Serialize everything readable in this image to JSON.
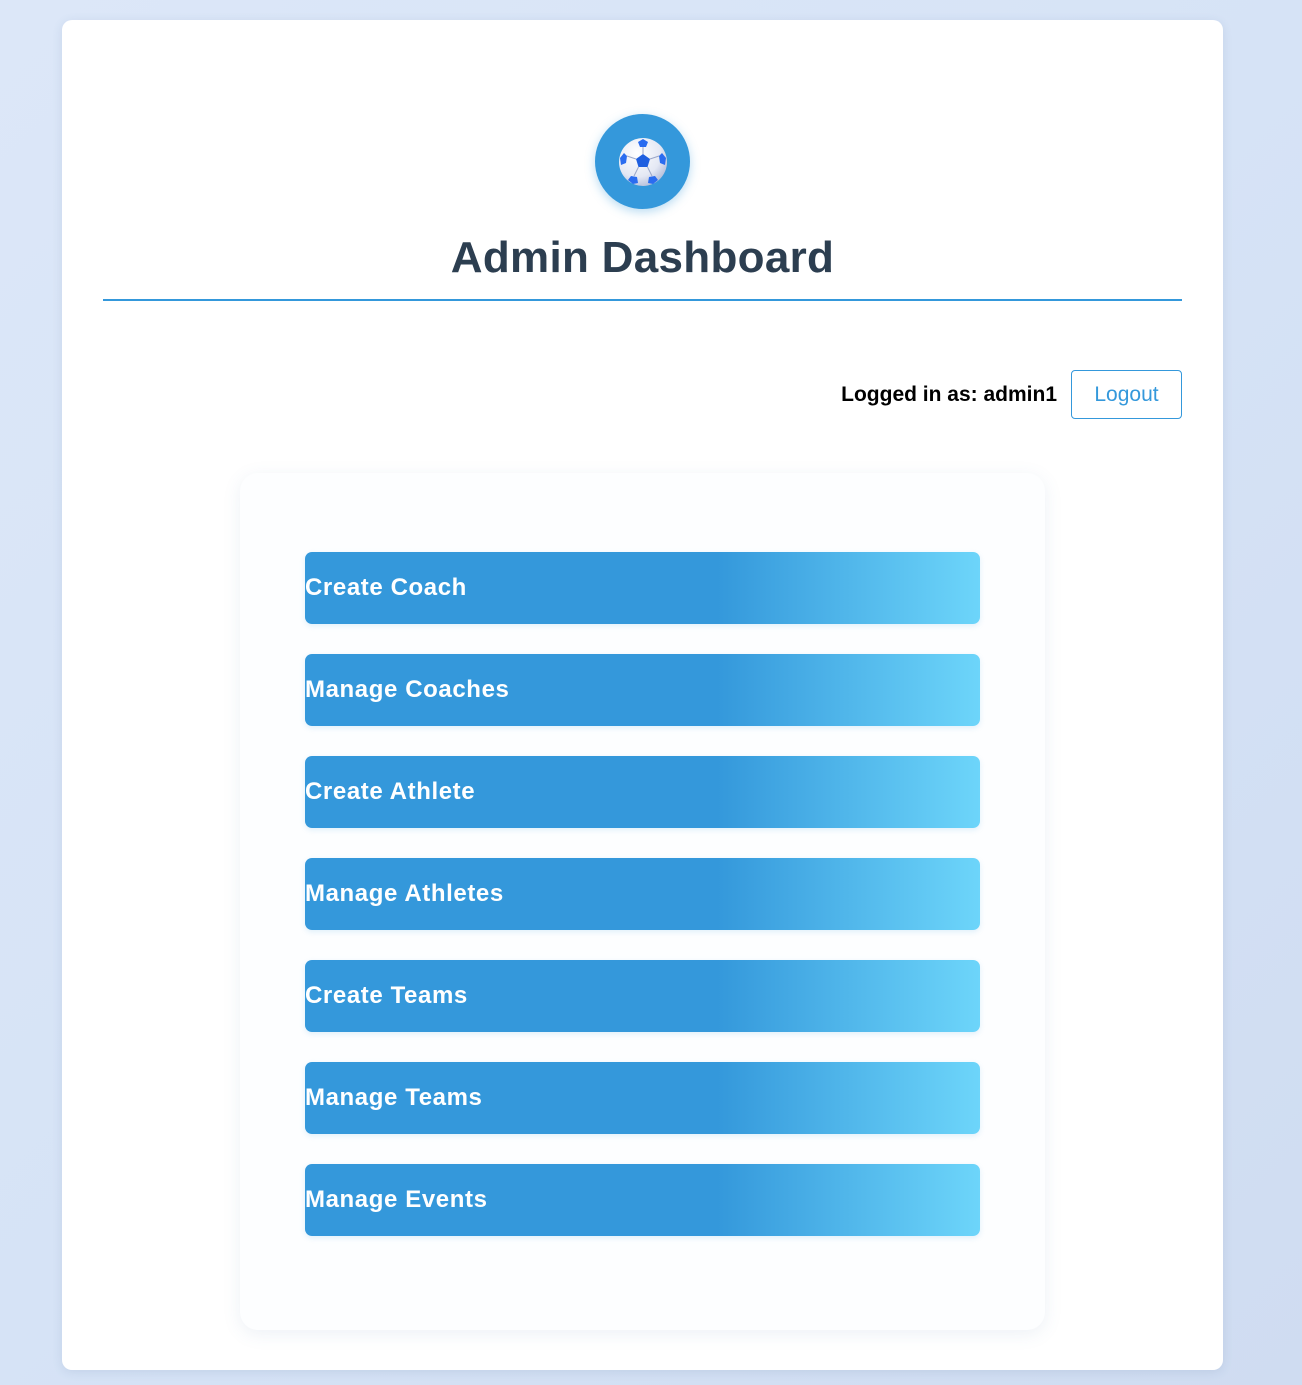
{
  "header": {
    "logo_icon": "soccer-ball-icon",
    "title": "Admin Dashboard"
  },
  "user_bar": {
    "label": "Logged in as: admin1",
    "logout_label": "Logout"
  },
  "menu": {
    "items": [
      {
        "label": "Create Coach"
      },
      {
        "label": "Manage Coaches"
      },
      {
        "label": "Create Athlete"
      },
      {
        "label": "Manage Athletes"
      },
      {
        "label": "Create Teams"
      },
      {
        "label": "Manage Teams"
      },
      {
        "label": "Manage Events"
      }
    ]
  },
  "colors": {
    "accent": "#3498db",
    "gradient_end": "#6dd5fa",
    "title_text": "#2c3e50",
    "background": "#dce7f8"
  }
}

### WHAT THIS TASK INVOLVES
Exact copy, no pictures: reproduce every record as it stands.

### YOUR SOLUTION
Serialize everything readable in this image to JSON.
{
  "header": {
    "logo_icon": "soccer-ball-icon",
    "title": "Admin Dashboard"
  },
  "user_bar": {
    "label": "Logged in as: admin1",
    "logout_label": "Logout"
  },
  "menu": {
    "items": [
      {
        "label": "Create Coach"
      },
      {
        "label": "Manage Coaches"
      },
      {
        "label": "Create Athlete"
      },
      {
        "label": "Manage Athletes"
      },
      {
        "label": "Create Teams"
      },
      {
        "label": "Manage Teams"
      },
      {
        "label": "Manage Events"
      }
    ]
  },
  "colors": {
    "accent": "#3498db",
    "gradient_end": "#6dd5fa",
    "title_text": "#2c3e50",
    "background": "#dce7f8"
  }
}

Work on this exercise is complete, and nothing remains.